What you return must match the records below exactly, apart from the omitted pictures.
▼
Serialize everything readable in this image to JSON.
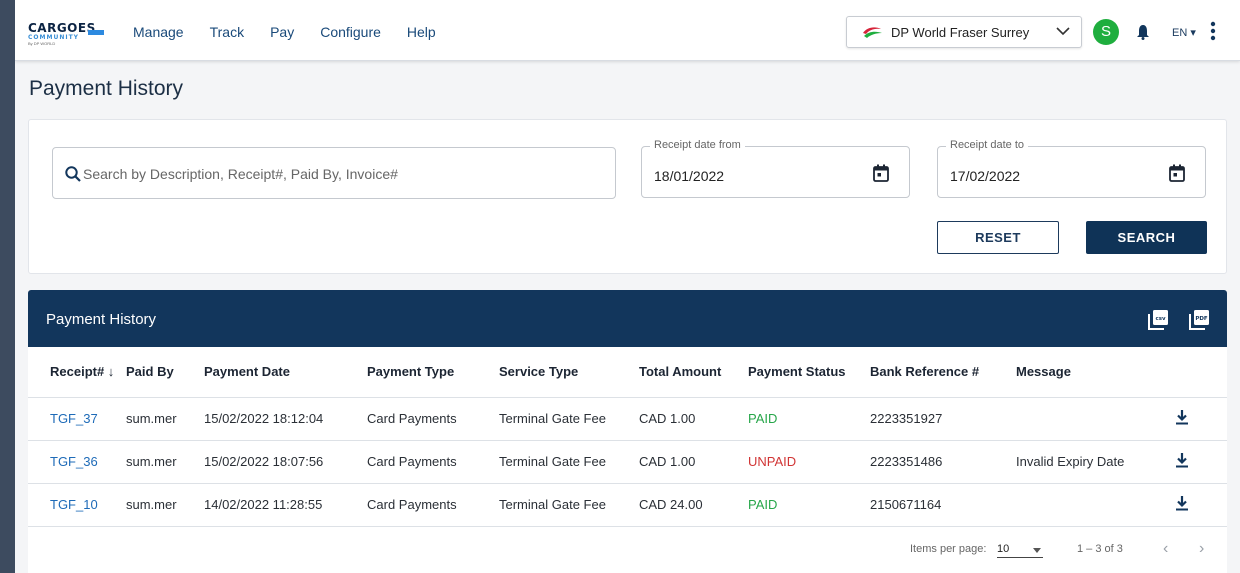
{
  "brand": {
    "line1": "CARGOES",
    "line2": "COMMUNITY",
    "line3": "By DP WORLD"
  },
  "nav": [
    "Manage",
    "Track",
    "Pay",
    "Configure",
    "Help"
  ],
  "terminal": {
    "selected": "DP World Fraser Surrey"
  },
  "user": {
    "initial": "S"
  },
  "language": "EN ▾",
  "page": {
    "title": "Payment History"
  },
  "filters": {
    "search_placeholder": "Search by Description, Receipt#, Paid By, Invoice#",
    "date_from": {
      "label": "Receipt date from",
      "value": "18/01/2022"
    },
    "date_to": {
      "label": "Receipt date to",
      "value": "17/02/2022"
    },
    "reset_label": "RESET",
    "search_label": "SEARCH"
  },
  "table": {
    "title": "Payment History",
    "export_icons": [
      "csv-export-icon",
      "pdf-export-icon"
    ],
    "columns": [
      "Receipt# ↓",
      "Paid By",
      "Payment Date",
      "Payment Type",
      "Service Type",
      "Total Amount",
      "Payment Status",
      "Bank Reference #",
      "Message"
    ],
    "rows": [
      {
        "receipt": "TGF_37",
        "paid_by": "sum.mer",
        "payment_date": "15/02/2022 18:12:04",
        "payment_type": "Card Payments",
        "service_type": "Terminal Gate Fee",
        "total_amount": "CAD 1.00",
        "status": "PAID",
        "bank_ref": "2223351927",
        "message": ""
      },
      {
        "receipt": "TGF_36",
        "paid_by": "sum.mer",
        "payment_date": "15/02/2022 18:07:56",
        "payment_type": "Card Payments",
        "service_type": "Terminal Gate Fee",
        "total_amount": "CAD 1.00",
        "status": "UNPAID",
        "bank_ref": "2223351486",
        "message": "Invalid Expiry Date"
      },
      {
        "receipt": "TGF_10",
        "paid_by": "sum.mer",
        "payment_date": "14/02/2022 11:28:55",
        "payment_type": "Card Payments",
        "service_type": "Terminal Gate Fee",
        "total_amount": "CAD 24.00",
        "status": "PAID",
        "bank_ref": "2150671164",
        "message": ""
      }
    ]
  },
  "pagination": {
    "items_per_page_label": "Items per page:",
    "items_per_page": "10",
    "range": "1 – 3 of 3",
    "prev": "‹",
    "next": "›"
  },
  "colors": {
    "primary": "#12365c",
    "paid": "#27a64a",
    "unpaid": "#d13535",
    "link": "#1e6bb8",
    "avatar": "#1fae3e"
  }
}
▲
> [Answer for the task]
Serialize everything readable in this image to JSON.
{
  "brand": {
    "line1": "CARGOES",
    "line2": "COMMUNITY",
    "line3": "By DP WORLD"
  },
  "nav": [
    "Manage",
    "Track",
    "Pay",
    "Configure",
    "Help"
  ],
  "terminal": {
    "selected": "DP World Fraser Surrey"
  },
  "user": {
    "initial": "S"
  },
  "language": "EN ▾",
  "page": {
    "title": "Payment History"
  },
  "filters": {
    "search_placeholder": "Search by Description, Receipt#, Paid By, Invoice#",
    "date_from": {
      "label": "Receipt date from",
      "value": "18/01/2022"
    },
    "date_to": {
      "label": "Receipt date to",
      "value": "17/02/2022"
    },
    "reset_label": "RESET",
    "search_label": "SEARCH"
  },
  "table": {
    "title": "Payment History",
    "export_icons": [
      "csv-export-icon",
      "pdf-export-icon"
    ],
    "columns": [
      "Receipt# ↓",
      "Paid By",
      "Payment Date",
      "Payment Type",
      "Service Type",
      "Total Amount",
      "Payment Status",
      "Bank Reference #",
      "Message"
    ],
    "rows": [
      {
        "receipt": "TGF_37",
        "paid_by": "sum.mer",
        "payment_date": "15/02/2022 18:12:04",
        "payment_type": "Card Payments",
        "service_type": "Terminal Gate Fee",
        "total_amount": "CAD 1.00",
        "status": "PAID",
        "bank_ref": "2223351927",
        "message": ""
      },
      {
        "receipt": "TGF_36",
        "paid_by": "sum.mer",
        "payment_date": "15/02/2022 18:07:56",
        "payment_type": "Card Payments",
        "service_type": "Terminal Gate Fee",
        "total_amount": "CAD 1.00",
        "status": "UNPAID",
        "bank_ref": "2223351486",
        "message": "Invalid Expiry Date"
      },
      {
        "receipt": "TGF_10",
        "paid_by": "sum.mer",
        "payment_date": "14/02/2022 11:28:55",
        "payment_type": "Card Payments",
        "service_type": "Terminal Gate Fee",
        "total_amount": "CAD 24.00",
        "status": "PAID",
        "bank_ref": "2150671164",
        "message": ""
      }
    ]
  },
  "pagination": {
    "items_per_page_label": "Items per page:",
    "items_per_page": "10",
    "range": "1 – 3 of 3",
    "prev": "‹",
    "next": "›"
  },
  "colors": {
    "primary": "#12365c",
    "paid": "#27a64a",
    "unpaid": "#d13535",
    "link": "#1e6bb8",
    "avatar": "#1fae3e"
  }
}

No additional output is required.